[8] See Encyclopaedia Judaica – Brody, Ukraine
[9] The Yivo Encyclopaedia of Jews in Eastern Europe – Frankists.
[10] (See In Praise of the Baal Shem, by Dan Ben-Amos and Jerome R. Mintz, p. 319.)
[11] According to Hillel Zeitlin, there were still Frankists living there, and R. Nachman visited with them in order to bring them back to Judaism. Rabbi Nachman wrote that he first had to visit Kamanets-Podolsk as preparation for his journey to the Land of Israel, almost like the mystical notion of ‘decent for the sake of ascent’. Also see Shivchey II 2, 3, which contains a censored reference to the controversy caused by the journey to Kamanets-Podolsk : “Everybody offered some explanation of it, some praising it, while others etc.” (See Tormented Master, by Arthur Green, p. 65.)
[12] See Encyclopaedia Judaica – Brody, Ukraine
[13] See: Founder of Hasidism: A Quest for the Historical Ba’al Shem Tov, by Moshe Rosman
[14] p. 295 and 316.
[15] See R. Israel Baal Shem Tov; ‘In the State of Walachia’, by Moshe Idel.
[16] The original letters were apparently hidden and copies were hastily made.

1 comment:

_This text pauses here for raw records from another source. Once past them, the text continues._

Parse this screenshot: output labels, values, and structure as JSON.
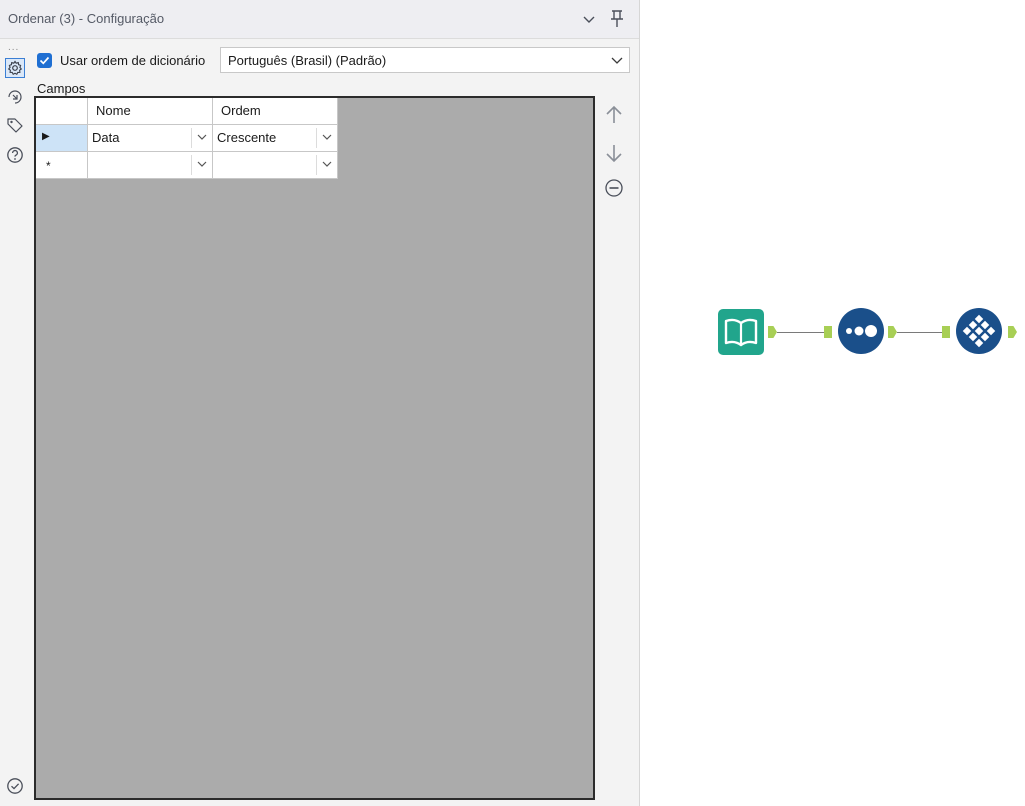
{
  "panel": {
    "title": "Ordenar (3) - Configuração",
    "rail_dots": "...",
    "dictionary_order": {
      "label": "Usar ordem de dicionário",
      "checked": true,
      "language": "Português (Brasil) (Padrão)"
    },
    "fields_label": "Campos",
    "grid": {
      "columns": [
        "Nome",
        "Ordem"
      ],
      "rows": [
        {
          "marker": "▶",
          "nome": "Data",
          "ordem": "Crescente"
        },
        {
          "marker": "*",
          "nome": "",
          "ordem": ""
        }
      ]
    }
  },
  "icons": {
    "collapse": "chevron-down-icon",
    "pin": "pin-icon",
    "config": "gear-icon",
    "anchors": "anchor-icon",
    "tags": "tag-icon",
    "help": "help-icon",
    "done": "check-circle-icon",
    "move_up": "arrow-up-icon",
    "move_down": "arrow-down-icon",
    "remove": "minus-circle-icon"
  },
  "workflow": {
    "tools": [
      "input-data-tool",
      "sort-tool",
      "browse-tool"
    ],
    "colors": {
      "input_tool": "#21a58c",
      "sort_tool": "#1a4f8a",
      "browse_tool": "#1a4f8a",
      "anchor": "#a8cf55",
      "accent": "#1f6fd2"
    }
  }
}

  1. According to R' Nachman in Likutei Moharan the Baal Shem Tov died from two holes in the heart, one hole was the infamous Shabtai Tsvi and the other was the less well known Jacob Frank. If the debate on the 26 was a roaring success why did R ' Nachman say these two 'hole in the heart' killed or affected the Baal Shem Tov.